I recommend reading The Obesity Code and The Diabetes Code, written by Dr. Jason Fung which goes into further detail. You can also check out the journal articles listed in the references list for more scientific information!
Need Self-Discipline And Accountability?
Join the 12 Week Weight Management Program to prevent or reverse your Prediabetes!
About The Author
Kate Dowling, PA-C is a Family Medicine Physician Assistant, practicing outside of Philadelphia, who has a passion for counseling her patients on nutrition to prevent or reverse prediabetes and type 2 diabetes.
She graduated undergrad from Penn State with a degree in Psychology/Neuroscience and continued her studies at Thomas Jefferson University to become a Physician Assistant.
She is also currently studying to become a Certified Specialist in Obesity and Weight Management.
(2020, January). Prediabetes – Your Chance To Prevent Type 2 Diabetes. Centers for Disease Control and Prevention.Retrieved from: https://www.cdc.gov/diabetes/basics/prediabetes.html
Asif, M. (2014, February). The Prevention and Control of type-2 diabetes by changing lifestyle and dietary pattern. Journal of Education and Health Promotion. Retrieved from: https://www.ncbi.nlm.nih.gov/pmc/articles/PMC3977406/
Tello, M. (2020, February). Intermittent Fasting: Surprising Update. Monique Tello. Harvard Medical School. Retrieved from: https://www.health.harvard.edu/blog/intermittent-fasting-surprising-update-2018062914156
Cabo, R., Mattson, M. (2019, December). Effects Of Intermittent Fasting on Health, Aging, and Disease. The New England Journal of Medicine. Retrieved from: https://www.nejm.org/doi/full/10.1056/NEJMra1905136
Chaix, A., Manoogian, E., et al. (2019, August). Time-restricted Eating To Prevent and Manage Chronic Metabolic Diseases. Annual Review of Nutrition. Retrieved from: https://www.ncbi.nlm.nih.gov/pmc/articles/PMC6703924/

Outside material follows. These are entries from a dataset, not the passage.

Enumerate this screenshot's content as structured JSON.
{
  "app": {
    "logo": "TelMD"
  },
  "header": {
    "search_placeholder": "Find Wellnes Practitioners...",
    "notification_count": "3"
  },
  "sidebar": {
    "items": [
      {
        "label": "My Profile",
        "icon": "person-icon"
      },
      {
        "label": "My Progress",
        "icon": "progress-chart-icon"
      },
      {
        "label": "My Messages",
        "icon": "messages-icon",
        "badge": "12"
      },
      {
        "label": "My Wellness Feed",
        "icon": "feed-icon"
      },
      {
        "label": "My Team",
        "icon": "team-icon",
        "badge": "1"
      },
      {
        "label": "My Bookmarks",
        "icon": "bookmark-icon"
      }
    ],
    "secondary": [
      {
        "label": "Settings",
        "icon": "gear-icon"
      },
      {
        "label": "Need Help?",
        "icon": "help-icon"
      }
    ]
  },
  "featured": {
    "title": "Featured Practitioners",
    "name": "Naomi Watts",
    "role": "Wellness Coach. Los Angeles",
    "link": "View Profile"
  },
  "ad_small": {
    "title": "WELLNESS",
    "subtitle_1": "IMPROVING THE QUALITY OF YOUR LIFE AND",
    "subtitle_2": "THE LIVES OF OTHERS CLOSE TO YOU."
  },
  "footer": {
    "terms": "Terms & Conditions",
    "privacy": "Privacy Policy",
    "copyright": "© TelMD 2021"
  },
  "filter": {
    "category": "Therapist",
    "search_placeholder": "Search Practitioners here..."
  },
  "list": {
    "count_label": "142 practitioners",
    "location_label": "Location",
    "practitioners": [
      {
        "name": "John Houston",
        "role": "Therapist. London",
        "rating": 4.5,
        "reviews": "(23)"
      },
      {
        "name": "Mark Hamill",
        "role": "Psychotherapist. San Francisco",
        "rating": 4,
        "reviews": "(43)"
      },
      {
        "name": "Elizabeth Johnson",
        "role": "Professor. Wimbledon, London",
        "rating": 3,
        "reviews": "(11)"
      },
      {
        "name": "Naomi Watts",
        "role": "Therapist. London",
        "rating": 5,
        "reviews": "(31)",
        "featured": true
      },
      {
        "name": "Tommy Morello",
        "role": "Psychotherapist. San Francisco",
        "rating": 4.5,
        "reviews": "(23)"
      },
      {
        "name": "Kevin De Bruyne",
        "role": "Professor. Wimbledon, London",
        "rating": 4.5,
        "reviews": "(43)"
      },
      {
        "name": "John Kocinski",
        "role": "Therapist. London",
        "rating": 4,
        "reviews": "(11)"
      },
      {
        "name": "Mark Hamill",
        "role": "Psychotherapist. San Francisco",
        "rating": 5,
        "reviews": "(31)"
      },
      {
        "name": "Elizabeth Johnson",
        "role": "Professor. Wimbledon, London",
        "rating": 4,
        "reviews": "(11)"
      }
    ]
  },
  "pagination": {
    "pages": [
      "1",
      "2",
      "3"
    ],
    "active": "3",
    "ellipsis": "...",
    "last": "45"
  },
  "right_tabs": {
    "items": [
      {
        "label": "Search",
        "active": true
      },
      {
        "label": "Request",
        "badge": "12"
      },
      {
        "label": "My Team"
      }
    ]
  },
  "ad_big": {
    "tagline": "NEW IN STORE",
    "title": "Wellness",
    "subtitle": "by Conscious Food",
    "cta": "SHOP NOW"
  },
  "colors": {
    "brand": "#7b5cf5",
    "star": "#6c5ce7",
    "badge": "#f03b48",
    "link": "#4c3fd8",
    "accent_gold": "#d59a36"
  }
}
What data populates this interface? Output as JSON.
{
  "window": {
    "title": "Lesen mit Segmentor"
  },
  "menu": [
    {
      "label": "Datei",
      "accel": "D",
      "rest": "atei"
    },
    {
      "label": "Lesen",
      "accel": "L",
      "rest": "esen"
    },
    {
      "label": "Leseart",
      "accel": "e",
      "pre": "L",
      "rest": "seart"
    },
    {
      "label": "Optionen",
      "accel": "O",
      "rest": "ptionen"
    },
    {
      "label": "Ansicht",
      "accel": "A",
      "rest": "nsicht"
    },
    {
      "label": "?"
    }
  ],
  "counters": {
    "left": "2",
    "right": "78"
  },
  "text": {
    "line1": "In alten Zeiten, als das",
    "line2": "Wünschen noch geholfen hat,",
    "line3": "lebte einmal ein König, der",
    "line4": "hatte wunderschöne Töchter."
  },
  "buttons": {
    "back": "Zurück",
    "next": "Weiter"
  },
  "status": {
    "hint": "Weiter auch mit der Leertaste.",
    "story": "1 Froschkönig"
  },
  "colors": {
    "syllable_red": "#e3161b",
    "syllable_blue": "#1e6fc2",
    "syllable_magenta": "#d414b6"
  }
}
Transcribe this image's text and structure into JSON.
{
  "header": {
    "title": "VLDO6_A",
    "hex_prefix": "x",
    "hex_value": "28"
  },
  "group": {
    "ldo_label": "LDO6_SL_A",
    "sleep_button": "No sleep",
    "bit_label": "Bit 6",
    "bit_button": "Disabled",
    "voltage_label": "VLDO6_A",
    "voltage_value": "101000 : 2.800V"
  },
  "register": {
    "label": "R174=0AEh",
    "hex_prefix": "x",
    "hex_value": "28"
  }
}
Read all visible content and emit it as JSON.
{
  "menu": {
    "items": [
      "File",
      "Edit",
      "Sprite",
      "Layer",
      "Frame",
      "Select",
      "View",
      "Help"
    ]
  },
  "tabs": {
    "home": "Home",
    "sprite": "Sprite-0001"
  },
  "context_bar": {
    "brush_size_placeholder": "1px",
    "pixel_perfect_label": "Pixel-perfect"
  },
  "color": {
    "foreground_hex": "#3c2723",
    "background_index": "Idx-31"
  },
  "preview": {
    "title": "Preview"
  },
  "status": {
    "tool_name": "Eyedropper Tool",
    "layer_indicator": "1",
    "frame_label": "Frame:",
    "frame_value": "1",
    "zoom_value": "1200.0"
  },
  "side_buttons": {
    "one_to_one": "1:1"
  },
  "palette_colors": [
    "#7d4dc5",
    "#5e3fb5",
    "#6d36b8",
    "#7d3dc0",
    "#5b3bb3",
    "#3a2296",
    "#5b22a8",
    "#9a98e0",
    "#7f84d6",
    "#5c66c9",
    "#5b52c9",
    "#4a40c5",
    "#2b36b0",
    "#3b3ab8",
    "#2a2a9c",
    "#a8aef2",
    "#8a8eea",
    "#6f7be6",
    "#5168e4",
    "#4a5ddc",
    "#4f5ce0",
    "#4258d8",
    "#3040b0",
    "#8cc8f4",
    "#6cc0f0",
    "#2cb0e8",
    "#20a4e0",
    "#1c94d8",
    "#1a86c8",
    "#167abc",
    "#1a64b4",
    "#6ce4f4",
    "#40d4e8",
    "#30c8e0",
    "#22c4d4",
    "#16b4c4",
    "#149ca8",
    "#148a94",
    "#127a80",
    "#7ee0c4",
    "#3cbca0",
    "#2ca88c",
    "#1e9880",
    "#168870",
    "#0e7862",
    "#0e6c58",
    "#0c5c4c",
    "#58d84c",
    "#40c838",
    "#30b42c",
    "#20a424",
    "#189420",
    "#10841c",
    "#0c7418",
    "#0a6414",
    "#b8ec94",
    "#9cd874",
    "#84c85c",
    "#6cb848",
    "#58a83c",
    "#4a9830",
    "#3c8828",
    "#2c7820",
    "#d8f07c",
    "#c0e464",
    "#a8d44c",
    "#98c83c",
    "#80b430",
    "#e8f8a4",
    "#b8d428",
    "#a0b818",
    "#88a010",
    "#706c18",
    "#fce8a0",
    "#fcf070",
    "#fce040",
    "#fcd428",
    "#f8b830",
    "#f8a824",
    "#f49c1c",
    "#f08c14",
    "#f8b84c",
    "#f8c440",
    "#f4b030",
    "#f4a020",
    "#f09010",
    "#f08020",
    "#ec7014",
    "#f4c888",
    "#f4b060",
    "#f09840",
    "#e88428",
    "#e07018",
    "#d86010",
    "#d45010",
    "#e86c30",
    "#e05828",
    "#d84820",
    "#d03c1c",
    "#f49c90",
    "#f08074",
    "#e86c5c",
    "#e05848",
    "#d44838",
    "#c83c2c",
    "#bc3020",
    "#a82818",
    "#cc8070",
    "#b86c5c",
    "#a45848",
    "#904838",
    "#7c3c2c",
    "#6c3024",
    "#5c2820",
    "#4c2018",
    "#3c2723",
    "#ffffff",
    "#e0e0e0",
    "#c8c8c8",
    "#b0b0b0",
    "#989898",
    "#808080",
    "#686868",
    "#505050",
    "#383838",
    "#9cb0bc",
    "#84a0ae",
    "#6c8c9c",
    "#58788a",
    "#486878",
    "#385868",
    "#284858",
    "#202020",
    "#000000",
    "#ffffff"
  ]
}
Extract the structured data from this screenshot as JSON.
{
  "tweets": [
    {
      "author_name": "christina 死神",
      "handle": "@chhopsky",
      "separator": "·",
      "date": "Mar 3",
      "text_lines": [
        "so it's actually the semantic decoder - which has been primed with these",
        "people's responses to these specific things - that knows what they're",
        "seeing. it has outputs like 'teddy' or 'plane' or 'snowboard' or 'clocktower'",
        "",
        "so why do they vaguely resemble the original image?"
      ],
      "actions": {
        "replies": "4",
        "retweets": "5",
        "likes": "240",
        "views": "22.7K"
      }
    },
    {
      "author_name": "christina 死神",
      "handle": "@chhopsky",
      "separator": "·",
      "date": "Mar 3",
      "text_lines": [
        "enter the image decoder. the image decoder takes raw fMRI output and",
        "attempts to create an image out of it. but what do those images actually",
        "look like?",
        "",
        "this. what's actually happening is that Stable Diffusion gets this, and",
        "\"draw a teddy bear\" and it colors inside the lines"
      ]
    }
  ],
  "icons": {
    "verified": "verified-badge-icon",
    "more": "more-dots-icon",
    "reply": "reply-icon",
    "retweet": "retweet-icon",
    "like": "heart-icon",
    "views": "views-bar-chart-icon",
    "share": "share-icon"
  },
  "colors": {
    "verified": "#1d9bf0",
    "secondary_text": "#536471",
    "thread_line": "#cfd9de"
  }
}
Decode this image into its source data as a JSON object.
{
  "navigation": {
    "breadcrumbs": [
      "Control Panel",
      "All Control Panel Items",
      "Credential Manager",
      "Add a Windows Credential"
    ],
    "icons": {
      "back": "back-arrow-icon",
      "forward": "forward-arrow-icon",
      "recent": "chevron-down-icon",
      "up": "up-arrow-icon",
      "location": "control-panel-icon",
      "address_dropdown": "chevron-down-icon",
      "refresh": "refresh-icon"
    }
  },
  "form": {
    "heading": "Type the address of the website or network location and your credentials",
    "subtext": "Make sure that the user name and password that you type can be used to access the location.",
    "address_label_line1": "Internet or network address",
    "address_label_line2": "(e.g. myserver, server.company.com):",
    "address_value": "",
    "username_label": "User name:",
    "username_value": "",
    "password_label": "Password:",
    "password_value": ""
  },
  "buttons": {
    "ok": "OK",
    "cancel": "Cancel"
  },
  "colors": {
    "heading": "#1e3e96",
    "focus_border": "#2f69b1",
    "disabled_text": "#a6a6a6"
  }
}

Sutton, E., Beyl, R. , et. al. (2018, June). Early Time-restricted Feeding Improves Insulin Sensitivity, Blood Pressure, and Oxidative Stress Even Without Weight Loss in Men with Prediabetes. Cell Metabolism. Retrieved from: https://www.ncbi.nlm.nih.gov/pmc/articles/PMC5990470/